No-Code can only work for problems we have already beaten down (3 times, see Mythical Man-Month), e.g. accounting packages and websites.

CASE[1] "died" because it could only handle problems that were beaten down at the time, e.g. accounting packages.

No-Code will also "die" because it can only add websites to the mix of already-beaten-down problems.

No-Code cannot handle "new problems".  Historically, programming has attacked "new problems".  That's why software is hard to estimate - software attacks the kinds of problems that have never been solved before.

Handling "new problems" was done by creating HLLs which spit out assembler.  Assembler programmers hated HLLs.  Then they retired.

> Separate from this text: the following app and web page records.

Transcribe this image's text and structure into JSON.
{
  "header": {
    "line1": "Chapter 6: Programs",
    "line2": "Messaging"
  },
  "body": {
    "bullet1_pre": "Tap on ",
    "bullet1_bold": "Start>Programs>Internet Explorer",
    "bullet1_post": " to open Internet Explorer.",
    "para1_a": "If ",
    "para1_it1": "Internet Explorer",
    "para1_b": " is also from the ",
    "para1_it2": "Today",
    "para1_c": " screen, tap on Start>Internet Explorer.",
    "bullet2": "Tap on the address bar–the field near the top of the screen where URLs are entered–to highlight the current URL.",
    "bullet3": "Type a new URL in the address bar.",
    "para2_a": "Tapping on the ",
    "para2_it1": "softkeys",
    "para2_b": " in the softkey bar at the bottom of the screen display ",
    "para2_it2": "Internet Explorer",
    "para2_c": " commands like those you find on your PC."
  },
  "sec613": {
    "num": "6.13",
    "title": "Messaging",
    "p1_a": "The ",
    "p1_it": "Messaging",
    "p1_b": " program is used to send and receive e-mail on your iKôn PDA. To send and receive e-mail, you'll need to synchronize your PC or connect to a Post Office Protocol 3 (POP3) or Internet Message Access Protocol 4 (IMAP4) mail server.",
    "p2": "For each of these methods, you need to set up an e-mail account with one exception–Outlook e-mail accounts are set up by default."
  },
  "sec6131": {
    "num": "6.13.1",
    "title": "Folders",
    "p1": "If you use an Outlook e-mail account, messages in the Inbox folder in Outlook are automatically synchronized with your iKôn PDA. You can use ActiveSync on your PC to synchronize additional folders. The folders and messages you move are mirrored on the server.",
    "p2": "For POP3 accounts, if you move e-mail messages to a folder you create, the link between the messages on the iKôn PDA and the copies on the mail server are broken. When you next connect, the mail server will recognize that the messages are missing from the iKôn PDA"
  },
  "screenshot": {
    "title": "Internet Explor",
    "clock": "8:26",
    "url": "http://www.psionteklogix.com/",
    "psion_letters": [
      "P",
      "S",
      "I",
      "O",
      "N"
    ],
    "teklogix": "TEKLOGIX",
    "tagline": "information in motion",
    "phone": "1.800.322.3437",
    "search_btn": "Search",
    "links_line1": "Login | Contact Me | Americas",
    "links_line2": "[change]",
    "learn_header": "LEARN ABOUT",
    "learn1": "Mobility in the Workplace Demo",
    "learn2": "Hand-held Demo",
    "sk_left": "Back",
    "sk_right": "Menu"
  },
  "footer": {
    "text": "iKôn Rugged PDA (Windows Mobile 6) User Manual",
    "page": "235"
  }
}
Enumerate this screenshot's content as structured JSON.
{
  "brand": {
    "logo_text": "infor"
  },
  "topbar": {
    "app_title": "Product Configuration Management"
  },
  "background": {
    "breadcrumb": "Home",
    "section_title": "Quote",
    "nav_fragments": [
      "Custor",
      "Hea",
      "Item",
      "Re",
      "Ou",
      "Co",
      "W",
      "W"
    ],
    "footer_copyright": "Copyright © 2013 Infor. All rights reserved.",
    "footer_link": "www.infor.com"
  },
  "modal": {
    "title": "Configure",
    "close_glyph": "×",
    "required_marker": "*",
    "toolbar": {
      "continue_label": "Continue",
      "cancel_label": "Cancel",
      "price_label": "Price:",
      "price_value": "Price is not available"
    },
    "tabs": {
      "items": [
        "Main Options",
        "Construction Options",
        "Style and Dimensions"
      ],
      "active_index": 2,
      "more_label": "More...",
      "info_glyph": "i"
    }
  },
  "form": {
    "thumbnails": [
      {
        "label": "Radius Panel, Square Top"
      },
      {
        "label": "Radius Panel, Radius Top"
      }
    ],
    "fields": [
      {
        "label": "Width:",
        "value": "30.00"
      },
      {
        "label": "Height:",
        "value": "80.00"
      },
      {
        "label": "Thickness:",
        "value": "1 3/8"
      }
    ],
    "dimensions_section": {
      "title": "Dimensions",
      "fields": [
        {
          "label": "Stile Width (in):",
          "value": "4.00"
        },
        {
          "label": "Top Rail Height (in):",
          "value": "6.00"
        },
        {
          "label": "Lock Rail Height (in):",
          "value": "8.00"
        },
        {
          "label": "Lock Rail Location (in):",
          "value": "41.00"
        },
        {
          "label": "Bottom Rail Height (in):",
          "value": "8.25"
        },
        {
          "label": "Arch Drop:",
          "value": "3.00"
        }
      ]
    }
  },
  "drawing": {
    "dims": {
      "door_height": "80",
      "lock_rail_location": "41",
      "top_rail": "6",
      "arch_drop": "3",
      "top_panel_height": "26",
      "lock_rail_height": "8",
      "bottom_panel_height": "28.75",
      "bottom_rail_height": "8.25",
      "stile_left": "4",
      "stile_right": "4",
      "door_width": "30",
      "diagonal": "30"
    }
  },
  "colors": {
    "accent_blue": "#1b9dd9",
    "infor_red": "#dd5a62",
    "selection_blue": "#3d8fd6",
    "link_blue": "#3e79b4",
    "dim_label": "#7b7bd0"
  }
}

The way forward is: assume that ALL current programming languages are assemblers, and create new-breed HLLs that emit such assemblers.  "Good" assembler languages are ones that are easy to emit, e.g. languages that do not require declaration-before-use, that do not have strong-typing, that provide 1st class functions, that provide anonymous functions.  E.g. Lisp and JavaScript.

The "new and unexplored" domains are concurrency (concurrency is not parallelism - see Rob Pike's talk), isolation,[2] diagrammatic syntax.  Diagrams that compile to code, not the other way around (like plantUML, GraphViz, etc.).  I call this DaS (Diagrams as Syntax).

[Aside: I know that concurrency, isolation and diagrammatic syntax are possible, since I've built big (production, not toy) systems like this.  I am willing to share this knowledge.].

FBP[3] is about concurrency.  EVERY component is concurrent.

HTML webworkers are about concurrency.

New-breed HLLs will riff on these ideas: concurrency, isolation, DaS.

[1] Computer Aided Software Engineering.  In vogue in the 1980's.

[2] Isolation - my word - is uber-encapsulation, first tried in UNIX and other operating systems.

[3] FBP = Flow Based Programming,